## Work task
From the records, return each line that has the word "structured" in it.

##############################

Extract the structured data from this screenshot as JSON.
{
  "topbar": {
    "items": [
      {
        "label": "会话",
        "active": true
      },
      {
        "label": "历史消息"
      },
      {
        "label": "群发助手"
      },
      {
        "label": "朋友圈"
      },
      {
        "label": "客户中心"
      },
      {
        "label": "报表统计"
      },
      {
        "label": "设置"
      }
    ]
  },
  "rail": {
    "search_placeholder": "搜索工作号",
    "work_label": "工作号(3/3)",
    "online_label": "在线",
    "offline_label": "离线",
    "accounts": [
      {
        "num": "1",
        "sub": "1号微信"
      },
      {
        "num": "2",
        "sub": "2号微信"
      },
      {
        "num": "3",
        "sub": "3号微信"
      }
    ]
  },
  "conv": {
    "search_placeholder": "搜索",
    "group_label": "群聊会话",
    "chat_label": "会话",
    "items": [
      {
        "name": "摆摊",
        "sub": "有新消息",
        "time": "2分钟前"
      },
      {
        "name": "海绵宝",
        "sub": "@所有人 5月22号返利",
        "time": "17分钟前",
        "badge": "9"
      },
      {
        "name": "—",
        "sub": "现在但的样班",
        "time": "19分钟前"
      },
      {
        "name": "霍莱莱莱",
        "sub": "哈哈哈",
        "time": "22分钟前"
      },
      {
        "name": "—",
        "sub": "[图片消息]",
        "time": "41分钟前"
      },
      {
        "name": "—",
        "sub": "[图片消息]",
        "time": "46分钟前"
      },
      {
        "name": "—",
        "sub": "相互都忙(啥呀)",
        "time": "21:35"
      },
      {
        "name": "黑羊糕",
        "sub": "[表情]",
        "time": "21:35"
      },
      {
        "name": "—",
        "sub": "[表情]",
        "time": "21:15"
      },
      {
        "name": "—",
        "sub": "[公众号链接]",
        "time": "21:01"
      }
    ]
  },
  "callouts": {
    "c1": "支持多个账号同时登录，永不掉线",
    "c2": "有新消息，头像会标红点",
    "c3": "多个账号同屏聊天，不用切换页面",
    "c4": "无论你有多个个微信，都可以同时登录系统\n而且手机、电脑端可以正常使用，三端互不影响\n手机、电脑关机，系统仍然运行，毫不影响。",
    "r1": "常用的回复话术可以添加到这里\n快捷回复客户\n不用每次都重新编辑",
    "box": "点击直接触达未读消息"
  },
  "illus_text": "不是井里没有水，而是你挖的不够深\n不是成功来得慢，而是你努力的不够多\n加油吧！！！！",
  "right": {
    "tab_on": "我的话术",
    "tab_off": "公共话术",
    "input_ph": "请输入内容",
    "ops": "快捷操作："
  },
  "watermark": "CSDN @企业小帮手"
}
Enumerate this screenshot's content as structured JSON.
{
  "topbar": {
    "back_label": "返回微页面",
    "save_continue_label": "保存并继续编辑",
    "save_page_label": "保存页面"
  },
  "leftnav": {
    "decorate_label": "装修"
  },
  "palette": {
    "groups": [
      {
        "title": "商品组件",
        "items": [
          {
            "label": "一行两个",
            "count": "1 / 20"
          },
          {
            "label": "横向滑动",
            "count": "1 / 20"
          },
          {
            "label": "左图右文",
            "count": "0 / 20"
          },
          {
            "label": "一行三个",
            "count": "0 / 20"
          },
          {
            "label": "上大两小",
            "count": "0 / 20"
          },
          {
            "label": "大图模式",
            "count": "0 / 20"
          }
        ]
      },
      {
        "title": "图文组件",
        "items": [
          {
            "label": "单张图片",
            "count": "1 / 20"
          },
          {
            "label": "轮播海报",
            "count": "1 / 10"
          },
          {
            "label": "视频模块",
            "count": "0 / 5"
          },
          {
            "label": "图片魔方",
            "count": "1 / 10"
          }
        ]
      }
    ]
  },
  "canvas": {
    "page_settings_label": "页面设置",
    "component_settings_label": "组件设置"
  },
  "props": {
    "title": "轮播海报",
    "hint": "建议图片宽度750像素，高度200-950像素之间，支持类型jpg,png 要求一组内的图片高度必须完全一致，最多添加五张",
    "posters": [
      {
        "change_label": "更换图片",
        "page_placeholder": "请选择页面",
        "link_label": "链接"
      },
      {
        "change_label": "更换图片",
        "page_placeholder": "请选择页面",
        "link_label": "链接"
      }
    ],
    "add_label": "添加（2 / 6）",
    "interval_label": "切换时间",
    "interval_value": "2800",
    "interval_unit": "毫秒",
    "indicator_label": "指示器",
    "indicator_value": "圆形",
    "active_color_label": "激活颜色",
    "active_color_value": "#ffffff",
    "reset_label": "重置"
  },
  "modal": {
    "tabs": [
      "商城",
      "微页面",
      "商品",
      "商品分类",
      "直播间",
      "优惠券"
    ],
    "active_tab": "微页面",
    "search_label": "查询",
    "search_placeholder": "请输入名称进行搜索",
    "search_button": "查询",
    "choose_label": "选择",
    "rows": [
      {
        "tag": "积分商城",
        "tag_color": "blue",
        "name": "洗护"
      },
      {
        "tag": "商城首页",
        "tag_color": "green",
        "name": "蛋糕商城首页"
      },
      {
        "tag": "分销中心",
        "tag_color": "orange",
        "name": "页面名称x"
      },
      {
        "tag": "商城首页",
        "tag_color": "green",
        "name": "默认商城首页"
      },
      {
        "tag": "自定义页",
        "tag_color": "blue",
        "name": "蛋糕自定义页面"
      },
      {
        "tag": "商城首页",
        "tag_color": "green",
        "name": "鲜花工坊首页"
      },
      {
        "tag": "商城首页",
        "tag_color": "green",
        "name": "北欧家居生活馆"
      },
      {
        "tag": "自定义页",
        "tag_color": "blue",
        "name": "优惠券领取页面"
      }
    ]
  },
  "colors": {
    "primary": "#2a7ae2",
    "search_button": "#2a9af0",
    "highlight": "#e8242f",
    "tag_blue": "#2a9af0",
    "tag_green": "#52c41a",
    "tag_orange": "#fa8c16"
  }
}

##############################

## Solution to this problem
Extract the structured data from this screenshot as JSON.
Enumerate this screenshot's content as structured JSON.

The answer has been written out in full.